Should an employer have to tell you when it uses a hiring algorithm?

Recruiters rely on algorithms to find the "perfect" candidate. But critics worry algorithms are unreliable and biased.

Business hiring and recruitment vector concept with spotlight on one person from crowd. Career oppor...

A New York City councilwoman wants to take the opaqueness out of algorithms used in job recruitment. Laurie Cumbo's proposal, presented to the New York City Council, would require employers and managers to be absolutely transparent about their use of software when it comes to hiring employees. Further, she wants the makers of these algorithms to commit to regularly updating them to ensure they don't discriminate — a sensible request given how often we've seen software mirroring the prejudices of its makers.

Algorithms are increasingly used to whittle down applicant pools, but their use is rarely (if ever) disclosed to applicants.
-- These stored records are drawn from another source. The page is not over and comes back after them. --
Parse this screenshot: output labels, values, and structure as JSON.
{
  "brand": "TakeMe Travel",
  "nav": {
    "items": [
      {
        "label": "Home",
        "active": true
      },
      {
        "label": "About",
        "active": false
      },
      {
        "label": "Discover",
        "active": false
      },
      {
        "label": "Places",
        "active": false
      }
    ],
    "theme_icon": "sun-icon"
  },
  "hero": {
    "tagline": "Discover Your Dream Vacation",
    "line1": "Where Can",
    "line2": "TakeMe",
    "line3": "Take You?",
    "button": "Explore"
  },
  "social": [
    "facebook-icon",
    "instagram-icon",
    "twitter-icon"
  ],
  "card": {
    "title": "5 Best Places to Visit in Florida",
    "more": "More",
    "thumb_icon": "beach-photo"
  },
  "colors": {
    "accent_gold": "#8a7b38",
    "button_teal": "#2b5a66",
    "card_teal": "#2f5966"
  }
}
If successful, Cumbo's legislation will take effect in January 2022. And she's not alone in pushing such legislation. At least 10 senators have similarly implored the Equal Employment Opportunity Commission to seriously assess the bias in artificial intelligence-based hiring processes.

Algorithms determine your employability — Automated employment-decision technology runs the show for many employers right now. At least 67 percent of hiring managers on LinkedIn have said that they use algorithms to find the right applicant. These algorithms act like virtual recruiters that screen resumes and pick out the "perfect" candidate for an open role based on internal requisites of the companies that use them.

But "perfect" here, critics worry, is a criterion that is rarely clearly defined and algorithms have the potential to magnify confusion and bias against an applicant based on their race, sex, religion, and other background metrics. On top of that, as the New York City proposal warns, such software is rarely vetted, nor is its use disclosed to the public, which makes it all the more difficult to ensure that it isn't disadvantaging some candidates compared to others.

These worries aren't unfounded — Amazon, the retail behemoth that made Jeff Bezos the world's wealthiest person (though Elon Musk is nipping at his heels), had to do away with a recruitment algorithm because it discriminated against female applicants in 2018.

For years, mathematicians like Cathy O'Neil have warned against placing blind faith in algorithms used to hire people precisely because of the inevitable biases within them. Even systems trained on previous hiring data are doomed to replicate those decisions, so unless previous hiring was neutral, they'll simply replicate the prejudices people hope to avoid. Beyond the scope of hiring, algorithms are well documented to exacerbate bias, from facial recognition tools to harming Black patients' odds of receiving kidney transplants.

Right now, Cumbo's proposal faces some resistance from politicians who want to modify the legislation's requisites. Some worry it will hurt employers' ability to find effective candidates, but others have supported Cumbo and noted that the proposal could improve people's access to jobs. It's destined to be an ongoing and heated debate.